About the fundraiser for Felipe Ortega

Felipe has been fighting cancer for over two and a half years now. At one point it appeared he had the cancer beat. He took on cancer and other illnesses by helping others with their health problems by using his Native American Medicine skills and newly learned Eastern Medicine called Tong Ren. Now he finds himself fighting harder for his life than he's ever fought before. Currently he is in a nursing home getting the care and therapy that he needs. Complications from the cancer has brought him to this journey of needing as much help as he can get. Once he is discharged from the nursing home, he will most likely need home health care. He currently does not have the funds to provide for that. We are asking friends and family to donate for the purpose of helping him during his journey. You all have been generous in the past. Thank you!
Jimmy Ortega Jr
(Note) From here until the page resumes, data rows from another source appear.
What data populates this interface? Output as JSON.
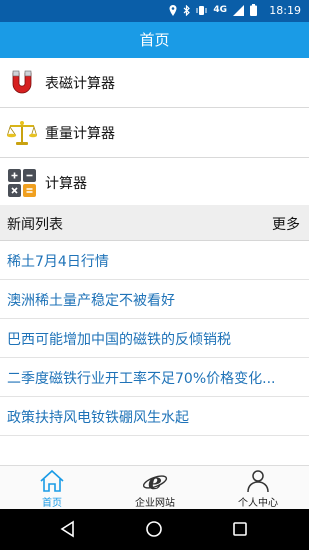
{
  "status_bar": {
    "network": "4G",
    "time": "18:19"
  },
  "header": {
    "title": "首页"
  },
  "tools": [
    {
      "label": "表磁计算器",
      "icon": "magnet-icon"
    },
    {
      "label": "重量计算器",
      "icon": "scale-icon"
    },
    {
      "label": "计算器",
      "icon": "calculator-icon"
    }
  ],
  "news": {
    "title": "新闻列表",
    "more": "更多",
    "items": [
      "稀土7月4日行情",
      "澳洲稀土量产稳定不被看好",
      "巴西可能增加中国的磁铁的反倾销税",
      "二季度磁铁行业开工率不足70%价格变化...",
      "政策扶持风电钕铁硼风生水起"
    ]
  },
  "tabs": [
    {
      "label": "首页",
      "icon": "home-icon",
      "active": true
    },
    {
      "label": "企业网站",
      "icon": "browser-icon",
      "active": false
    },
    {
      "label": "个人中心",
      "icon": "person-icon",
      "active": false
    }
  ],
  "colors": {
    "header": "#1a9be6",
    "status_bar": "#0a5ea8",
    "link": "#1f73b8"
  }
}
About Felipe

Felipe Ortega, Micaceous clay potter at work
Felipe Ortega, Micaceous clay potter, creating a Wedding Vase

Felipe Ortega is an Apache medicine man and talented micaceous clay potter, credited by many with reviving the art of the Apache Bean pot. He claims that he is the ‘fastest coiler in the west’, referring to the coil & scrape method he uses to build his beautiful micaceous clay pottery.
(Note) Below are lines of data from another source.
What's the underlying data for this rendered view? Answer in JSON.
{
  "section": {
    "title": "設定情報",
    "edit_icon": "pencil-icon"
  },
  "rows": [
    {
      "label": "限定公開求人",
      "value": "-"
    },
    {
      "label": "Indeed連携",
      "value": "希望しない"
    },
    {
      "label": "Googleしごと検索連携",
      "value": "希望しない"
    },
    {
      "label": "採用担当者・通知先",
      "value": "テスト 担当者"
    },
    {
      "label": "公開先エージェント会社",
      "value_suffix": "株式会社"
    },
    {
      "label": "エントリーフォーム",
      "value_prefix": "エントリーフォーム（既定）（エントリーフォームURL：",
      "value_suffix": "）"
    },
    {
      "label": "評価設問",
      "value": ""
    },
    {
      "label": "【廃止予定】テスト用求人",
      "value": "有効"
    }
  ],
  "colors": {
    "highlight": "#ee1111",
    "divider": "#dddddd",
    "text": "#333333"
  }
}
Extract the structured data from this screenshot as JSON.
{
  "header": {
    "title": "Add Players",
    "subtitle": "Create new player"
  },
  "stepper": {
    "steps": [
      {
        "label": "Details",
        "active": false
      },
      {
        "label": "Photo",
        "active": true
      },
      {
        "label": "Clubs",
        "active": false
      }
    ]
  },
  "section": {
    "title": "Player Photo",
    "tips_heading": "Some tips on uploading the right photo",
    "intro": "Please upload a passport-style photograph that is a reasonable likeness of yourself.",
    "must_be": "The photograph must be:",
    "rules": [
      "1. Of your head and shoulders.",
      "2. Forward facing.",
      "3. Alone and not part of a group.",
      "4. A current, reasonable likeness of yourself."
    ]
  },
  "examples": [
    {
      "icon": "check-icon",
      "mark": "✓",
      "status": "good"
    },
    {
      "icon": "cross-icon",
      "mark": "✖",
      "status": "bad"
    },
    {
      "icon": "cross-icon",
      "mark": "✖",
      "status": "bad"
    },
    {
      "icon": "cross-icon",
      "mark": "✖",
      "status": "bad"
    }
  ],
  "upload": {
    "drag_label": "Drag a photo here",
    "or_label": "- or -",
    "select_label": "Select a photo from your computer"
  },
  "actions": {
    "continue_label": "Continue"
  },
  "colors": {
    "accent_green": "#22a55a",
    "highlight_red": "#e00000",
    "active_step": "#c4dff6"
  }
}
At Owl Peak Pottery studio in La Madera, New Mexico, Felipe creates micaceous clay pots that are sought after by collectors and shown in museums including the Smithsonian. His Micaceous Clay pottery is available for sale directly from Felipe at Owl Peak Studio and from a limited number of galleries.

Of Jicarilla Apache descent, Felipe honors the ancient tradition of micaceous pottery making. His ancestors began working the mica rich clay indigenous to this region of New Mexico over 400 years ago.

With a lesson from Felipe in making hand-built micaceous clay pots, you are also immersed in Jicarilla Apache philosophy, culture, & artistic understandings, creating a rich experience that goes far beyond a pottery lesson. Felipe has taught in Mazatlán, Mexico, at SMU Cultural Institute, Taos, at Santa Fe Community College and in Switzerland. For information on his current classes, please visit his Pottery classes pages.

 Micaceous Pottery being fired
Micaceous Pottery being fired

Light weight and durable, micaceous clay vessels have been used to hold water, cook and store food. It is said that water stored in micaceous clay pots becomes purified and sweet tasting and food cooked in them takes on a rich flavor that is unlike anything cooked in a metal or cast iron pot. The mineral rich clay also takes on a sheen that makes micaceous clay pots immediately identifiable. They are sought after decorative items as well as utilitarian vessels, adding a warm glow and distinctive Southwestern ambiance to any décor.